A scarf that changes color depending on who’s talking. If you don’t knit but would like to be mindful of gender dynamics in meetings, here’s an easy webpage to use.

We Refuse to Be Enemies

I returned yesterday from a week-long pilgrimage throughout Israel and the West Bank, sponsored by NEXT Church. It was an unforgettable experience. We visited a number of the traditional Christian holy sites, of course, but more significantly, we got to know people living in the region, including a number of folks working for NGOs that focus on peace and justice work. We visited places as varied as Yad Vashem (the Holocaust Memorial), the Balata Refugee Camp in Nablus, the Old City of Jerusalem and the Western Wall, Hebron, and the archaeological ruins of the ancient city of Shiloh, including a Q&A with an Israeli settler that was, in a word, jaw-dropping.

I’m only beginning to get my mind around the trip and what it all means. It’s certainly too soon to even think about writing coherently about it. In the meantime, I will share a little bit about Tent of Nations, an initiative of the Nassar family—Palestinian Christians who have lived on their land for more than 100 years (and have the papers to document it). They are surrounded by Israeli settlements and have been pressured and harassed to leave their land so the settlements can expand. Roads have been blocked to limit access to the property. A few years ago, some 250 of the family’s trees were cut down.

In response, the Nassar farm has become an education center and camp as much as a working farm, teaching non-violent resistance and seeking to model a different way of engagement with one’s neighbors. Their motto is emblazoned on a rock near the entrance:

refuse.png

We refuse to be enemies.

As they wrote recently in an Easter message:

We are people of the resurrection, we are people of hope, we are people of light. We don’t know what tomorrow will look like, but our call will remain to change hearts even in times when we feel that we are still in the dark tomb.

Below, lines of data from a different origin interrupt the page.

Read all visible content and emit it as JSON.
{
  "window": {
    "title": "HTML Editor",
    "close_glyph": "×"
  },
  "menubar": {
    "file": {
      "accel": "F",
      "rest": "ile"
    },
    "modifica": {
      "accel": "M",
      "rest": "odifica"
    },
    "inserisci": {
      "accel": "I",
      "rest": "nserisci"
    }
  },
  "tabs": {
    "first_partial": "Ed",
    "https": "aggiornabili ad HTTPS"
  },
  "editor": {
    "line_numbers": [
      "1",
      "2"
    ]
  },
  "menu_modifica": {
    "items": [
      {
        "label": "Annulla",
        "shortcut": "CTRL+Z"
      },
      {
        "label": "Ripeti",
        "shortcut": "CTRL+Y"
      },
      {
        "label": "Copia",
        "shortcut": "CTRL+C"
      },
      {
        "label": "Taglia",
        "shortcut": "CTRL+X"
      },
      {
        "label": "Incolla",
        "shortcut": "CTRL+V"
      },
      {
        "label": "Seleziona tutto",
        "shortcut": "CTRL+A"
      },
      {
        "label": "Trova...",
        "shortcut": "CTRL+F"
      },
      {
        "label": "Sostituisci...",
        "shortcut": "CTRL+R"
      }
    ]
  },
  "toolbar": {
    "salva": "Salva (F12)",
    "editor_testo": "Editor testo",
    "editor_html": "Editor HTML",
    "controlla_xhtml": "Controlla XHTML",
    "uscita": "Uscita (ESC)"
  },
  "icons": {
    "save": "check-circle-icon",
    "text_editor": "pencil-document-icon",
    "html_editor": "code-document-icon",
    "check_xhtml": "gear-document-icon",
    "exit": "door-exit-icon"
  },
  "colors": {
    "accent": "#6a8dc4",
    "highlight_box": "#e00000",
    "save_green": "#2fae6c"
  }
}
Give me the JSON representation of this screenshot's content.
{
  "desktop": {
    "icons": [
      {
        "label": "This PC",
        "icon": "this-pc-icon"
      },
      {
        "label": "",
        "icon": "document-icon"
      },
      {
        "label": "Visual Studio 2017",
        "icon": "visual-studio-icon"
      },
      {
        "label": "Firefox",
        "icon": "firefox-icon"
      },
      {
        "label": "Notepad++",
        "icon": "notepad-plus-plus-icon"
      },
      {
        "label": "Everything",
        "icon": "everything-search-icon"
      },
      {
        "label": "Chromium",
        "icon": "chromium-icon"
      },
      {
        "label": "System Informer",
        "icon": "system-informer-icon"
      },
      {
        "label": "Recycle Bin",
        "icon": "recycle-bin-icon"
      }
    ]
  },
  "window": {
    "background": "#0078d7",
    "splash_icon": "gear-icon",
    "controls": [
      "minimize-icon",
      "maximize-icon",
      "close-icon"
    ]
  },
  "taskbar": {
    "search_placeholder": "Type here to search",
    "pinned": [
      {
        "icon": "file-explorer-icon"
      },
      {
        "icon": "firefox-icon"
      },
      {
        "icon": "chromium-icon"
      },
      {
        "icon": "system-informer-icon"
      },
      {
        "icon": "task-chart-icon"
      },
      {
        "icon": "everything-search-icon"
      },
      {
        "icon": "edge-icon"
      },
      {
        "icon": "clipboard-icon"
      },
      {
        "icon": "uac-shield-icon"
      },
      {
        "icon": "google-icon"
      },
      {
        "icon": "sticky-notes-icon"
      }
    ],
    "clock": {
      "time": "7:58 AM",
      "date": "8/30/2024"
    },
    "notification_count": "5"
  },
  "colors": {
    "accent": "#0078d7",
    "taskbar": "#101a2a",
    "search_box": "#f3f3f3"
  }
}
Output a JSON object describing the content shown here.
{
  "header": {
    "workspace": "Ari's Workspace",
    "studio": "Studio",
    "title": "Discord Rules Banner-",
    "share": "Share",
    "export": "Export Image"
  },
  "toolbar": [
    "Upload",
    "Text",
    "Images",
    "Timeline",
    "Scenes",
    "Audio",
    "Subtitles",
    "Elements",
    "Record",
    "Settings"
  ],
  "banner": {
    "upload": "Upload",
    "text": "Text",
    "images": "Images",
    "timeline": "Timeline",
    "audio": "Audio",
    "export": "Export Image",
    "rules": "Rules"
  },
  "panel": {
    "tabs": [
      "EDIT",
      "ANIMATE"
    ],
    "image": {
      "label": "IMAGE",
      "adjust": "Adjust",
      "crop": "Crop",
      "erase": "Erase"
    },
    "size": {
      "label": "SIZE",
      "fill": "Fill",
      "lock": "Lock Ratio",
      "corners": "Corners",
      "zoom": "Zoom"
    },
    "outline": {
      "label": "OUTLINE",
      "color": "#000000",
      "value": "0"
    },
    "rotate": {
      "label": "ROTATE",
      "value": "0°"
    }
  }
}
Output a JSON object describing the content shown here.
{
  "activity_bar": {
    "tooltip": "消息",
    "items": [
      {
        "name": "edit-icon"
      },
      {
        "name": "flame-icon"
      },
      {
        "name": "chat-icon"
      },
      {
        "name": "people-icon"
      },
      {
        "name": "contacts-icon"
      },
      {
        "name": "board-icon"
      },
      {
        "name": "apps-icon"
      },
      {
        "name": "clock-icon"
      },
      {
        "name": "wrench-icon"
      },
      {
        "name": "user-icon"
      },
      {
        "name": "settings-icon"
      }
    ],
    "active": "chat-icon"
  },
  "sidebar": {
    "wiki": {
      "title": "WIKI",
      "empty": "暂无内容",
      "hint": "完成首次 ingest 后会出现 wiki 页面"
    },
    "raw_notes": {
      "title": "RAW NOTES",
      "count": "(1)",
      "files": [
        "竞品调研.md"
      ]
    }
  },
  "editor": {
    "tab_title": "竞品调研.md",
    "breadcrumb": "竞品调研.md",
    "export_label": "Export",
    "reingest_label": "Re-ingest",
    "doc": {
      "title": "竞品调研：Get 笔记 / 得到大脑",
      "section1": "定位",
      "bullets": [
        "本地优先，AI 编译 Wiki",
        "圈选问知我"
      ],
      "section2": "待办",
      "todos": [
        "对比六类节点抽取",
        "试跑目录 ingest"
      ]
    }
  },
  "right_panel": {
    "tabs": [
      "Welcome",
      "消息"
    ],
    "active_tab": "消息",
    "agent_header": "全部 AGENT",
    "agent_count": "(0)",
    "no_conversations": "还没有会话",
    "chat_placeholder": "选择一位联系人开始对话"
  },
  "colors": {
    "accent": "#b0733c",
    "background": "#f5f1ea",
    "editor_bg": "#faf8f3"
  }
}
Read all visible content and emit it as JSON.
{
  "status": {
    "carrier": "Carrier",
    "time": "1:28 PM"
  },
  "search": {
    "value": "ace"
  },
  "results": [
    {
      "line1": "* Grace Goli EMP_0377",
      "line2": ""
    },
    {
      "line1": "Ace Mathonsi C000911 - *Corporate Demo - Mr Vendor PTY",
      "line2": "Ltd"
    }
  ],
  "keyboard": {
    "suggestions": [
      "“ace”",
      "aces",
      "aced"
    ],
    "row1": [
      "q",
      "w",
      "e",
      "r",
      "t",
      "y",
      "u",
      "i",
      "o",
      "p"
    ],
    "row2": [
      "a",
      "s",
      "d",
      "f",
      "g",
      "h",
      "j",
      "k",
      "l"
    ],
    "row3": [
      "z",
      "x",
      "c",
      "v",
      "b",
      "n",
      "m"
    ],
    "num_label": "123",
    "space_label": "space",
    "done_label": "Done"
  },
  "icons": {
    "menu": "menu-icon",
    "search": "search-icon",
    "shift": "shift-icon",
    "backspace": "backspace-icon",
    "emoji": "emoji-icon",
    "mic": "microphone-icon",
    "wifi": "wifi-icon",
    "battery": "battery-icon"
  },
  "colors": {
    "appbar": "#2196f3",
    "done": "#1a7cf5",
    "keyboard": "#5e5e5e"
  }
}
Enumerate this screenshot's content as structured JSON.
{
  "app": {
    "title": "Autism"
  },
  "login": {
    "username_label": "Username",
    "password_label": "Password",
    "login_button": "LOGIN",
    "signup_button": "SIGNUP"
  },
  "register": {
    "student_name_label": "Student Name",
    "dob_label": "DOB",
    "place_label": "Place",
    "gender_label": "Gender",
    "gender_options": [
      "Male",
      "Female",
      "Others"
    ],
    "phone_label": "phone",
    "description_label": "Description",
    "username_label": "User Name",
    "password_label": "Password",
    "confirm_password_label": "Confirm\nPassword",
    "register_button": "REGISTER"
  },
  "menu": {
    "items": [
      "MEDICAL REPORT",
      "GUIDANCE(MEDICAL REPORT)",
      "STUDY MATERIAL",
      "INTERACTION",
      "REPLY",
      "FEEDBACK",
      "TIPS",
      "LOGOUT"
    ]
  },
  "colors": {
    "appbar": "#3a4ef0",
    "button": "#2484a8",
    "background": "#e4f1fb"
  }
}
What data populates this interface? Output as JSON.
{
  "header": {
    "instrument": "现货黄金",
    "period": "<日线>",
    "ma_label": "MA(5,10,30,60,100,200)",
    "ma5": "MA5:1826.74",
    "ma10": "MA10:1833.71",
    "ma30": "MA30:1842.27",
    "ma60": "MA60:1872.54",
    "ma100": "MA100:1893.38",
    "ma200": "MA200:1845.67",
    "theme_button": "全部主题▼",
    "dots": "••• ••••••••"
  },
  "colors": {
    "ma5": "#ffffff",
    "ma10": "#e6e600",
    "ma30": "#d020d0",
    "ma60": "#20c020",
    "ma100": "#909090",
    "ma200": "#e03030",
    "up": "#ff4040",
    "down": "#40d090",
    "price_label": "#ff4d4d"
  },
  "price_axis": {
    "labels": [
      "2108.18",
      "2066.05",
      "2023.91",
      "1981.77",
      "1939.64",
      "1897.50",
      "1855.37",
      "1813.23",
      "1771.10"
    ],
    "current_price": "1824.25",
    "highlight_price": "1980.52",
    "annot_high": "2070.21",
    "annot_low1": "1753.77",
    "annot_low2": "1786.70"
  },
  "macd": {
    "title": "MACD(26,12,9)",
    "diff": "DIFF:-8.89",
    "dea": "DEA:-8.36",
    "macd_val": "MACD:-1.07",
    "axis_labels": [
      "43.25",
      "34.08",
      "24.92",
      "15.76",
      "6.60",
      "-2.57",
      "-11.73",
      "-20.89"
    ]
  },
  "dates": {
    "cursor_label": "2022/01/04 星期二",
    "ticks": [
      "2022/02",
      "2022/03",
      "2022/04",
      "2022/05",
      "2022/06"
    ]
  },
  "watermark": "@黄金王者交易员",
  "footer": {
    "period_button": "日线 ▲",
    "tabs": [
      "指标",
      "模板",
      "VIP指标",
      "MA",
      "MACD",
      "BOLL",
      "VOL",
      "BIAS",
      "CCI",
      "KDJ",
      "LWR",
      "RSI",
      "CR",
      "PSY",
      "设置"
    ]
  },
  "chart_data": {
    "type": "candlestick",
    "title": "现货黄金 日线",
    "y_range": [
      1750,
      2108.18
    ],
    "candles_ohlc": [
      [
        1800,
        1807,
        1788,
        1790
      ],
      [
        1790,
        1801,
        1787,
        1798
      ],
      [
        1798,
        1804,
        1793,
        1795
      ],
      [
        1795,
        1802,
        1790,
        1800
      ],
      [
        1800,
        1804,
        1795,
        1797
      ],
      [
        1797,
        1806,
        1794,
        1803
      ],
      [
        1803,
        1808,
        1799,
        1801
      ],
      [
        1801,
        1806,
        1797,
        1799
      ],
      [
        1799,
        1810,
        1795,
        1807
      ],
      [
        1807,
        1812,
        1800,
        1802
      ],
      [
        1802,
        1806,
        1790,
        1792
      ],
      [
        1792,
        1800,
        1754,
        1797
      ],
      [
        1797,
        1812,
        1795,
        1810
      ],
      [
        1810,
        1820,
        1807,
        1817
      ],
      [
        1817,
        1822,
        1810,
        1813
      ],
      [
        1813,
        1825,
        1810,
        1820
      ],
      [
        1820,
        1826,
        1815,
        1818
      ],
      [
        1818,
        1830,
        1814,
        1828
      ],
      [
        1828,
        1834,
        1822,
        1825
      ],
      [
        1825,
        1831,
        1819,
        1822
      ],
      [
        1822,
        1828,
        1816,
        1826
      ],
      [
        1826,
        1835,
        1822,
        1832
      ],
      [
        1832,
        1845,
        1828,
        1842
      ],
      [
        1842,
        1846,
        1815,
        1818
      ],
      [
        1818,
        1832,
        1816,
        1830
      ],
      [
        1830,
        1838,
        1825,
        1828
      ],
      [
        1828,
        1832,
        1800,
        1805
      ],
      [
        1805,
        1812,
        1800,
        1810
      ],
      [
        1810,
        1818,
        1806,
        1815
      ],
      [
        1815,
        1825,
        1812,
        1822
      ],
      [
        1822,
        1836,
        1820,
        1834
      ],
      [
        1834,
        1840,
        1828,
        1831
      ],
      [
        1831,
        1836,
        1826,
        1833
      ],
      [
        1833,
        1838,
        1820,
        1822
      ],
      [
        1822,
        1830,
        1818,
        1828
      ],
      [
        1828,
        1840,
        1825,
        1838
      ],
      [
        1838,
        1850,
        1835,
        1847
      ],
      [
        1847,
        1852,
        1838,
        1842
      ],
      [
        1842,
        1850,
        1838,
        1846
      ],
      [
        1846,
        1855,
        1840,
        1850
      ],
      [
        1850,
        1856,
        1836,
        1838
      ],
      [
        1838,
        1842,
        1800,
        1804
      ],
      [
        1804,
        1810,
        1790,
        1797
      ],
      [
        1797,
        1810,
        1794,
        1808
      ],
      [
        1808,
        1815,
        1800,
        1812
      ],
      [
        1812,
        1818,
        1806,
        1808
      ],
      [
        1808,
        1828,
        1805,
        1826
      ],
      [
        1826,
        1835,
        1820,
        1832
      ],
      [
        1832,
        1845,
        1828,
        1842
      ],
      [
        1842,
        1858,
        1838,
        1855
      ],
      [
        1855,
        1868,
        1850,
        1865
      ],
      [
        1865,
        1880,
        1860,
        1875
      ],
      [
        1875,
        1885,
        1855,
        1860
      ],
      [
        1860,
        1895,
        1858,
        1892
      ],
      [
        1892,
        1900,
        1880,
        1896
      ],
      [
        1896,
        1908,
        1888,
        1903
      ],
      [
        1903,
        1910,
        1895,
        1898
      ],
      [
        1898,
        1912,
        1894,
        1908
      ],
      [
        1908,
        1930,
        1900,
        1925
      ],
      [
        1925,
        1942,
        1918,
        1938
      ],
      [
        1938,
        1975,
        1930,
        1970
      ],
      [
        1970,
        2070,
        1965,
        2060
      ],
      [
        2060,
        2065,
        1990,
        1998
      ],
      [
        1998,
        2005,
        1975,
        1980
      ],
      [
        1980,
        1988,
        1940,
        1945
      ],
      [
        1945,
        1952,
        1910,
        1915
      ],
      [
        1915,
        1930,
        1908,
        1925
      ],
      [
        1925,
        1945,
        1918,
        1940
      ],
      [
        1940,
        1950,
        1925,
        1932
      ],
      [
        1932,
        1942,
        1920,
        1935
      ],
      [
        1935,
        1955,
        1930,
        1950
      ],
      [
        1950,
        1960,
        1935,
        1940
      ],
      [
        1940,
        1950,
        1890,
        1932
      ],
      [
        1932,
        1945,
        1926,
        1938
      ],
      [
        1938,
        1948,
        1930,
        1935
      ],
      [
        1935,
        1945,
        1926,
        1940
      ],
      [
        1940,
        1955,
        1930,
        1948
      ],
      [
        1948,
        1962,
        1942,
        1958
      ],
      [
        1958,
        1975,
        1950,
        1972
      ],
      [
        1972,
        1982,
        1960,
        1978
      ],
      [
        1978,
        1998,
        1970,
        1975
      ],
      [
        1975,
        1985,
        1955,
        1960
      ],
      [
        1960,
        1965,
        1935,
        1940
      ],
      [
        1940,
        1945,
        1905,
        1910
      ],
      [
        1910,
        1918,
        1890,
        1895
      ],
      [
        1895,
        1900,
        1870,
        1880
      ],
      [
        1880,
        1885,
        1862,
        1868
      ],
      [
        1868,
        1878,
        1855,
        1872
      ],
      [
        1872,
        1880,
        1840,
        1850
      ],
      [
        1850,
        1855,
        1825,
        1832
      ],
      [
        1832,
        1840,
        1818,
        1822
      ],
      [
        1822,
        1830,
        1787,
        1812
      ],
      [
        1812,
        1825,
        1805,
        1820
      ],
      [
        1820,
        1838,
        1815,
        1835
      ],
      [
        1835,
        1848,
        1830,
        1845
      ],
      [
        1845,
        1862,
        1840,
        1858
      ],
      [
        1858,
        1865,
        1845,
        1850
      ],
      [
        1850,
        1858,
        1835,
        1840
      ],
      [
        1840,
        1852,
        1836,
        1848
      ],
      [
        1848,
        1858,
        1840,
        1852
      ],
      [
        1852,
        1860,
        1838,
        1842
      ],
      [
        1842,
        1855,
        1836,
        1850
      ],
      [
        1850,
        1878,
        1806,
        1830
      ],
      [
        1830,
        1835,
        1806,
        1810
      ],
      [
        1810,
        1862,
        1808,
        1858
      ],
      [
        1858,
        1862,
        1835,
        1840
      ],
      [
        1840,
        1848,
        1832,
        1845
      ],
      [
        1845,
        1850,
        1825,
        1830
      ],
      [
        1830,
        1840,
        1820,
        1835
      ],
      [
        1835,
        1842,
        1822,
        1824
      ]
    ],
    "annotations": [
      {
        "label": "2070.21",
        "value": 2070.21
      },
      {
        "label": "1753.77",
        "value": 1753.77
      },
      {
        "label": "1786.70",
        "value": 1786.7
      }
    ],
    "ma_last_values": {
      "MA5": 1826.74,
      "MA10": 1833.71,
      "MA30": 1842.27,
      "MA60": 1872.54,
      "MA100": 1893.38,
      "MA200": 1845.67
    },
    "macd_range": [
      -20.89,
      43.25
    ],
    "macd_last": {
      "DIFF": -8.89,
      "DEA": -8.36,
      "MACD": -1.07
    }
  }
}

Here’s a short video about Tent of Nations featuring Daoud Nassar.

Incredible people. Difficult challenges. Beautiful region.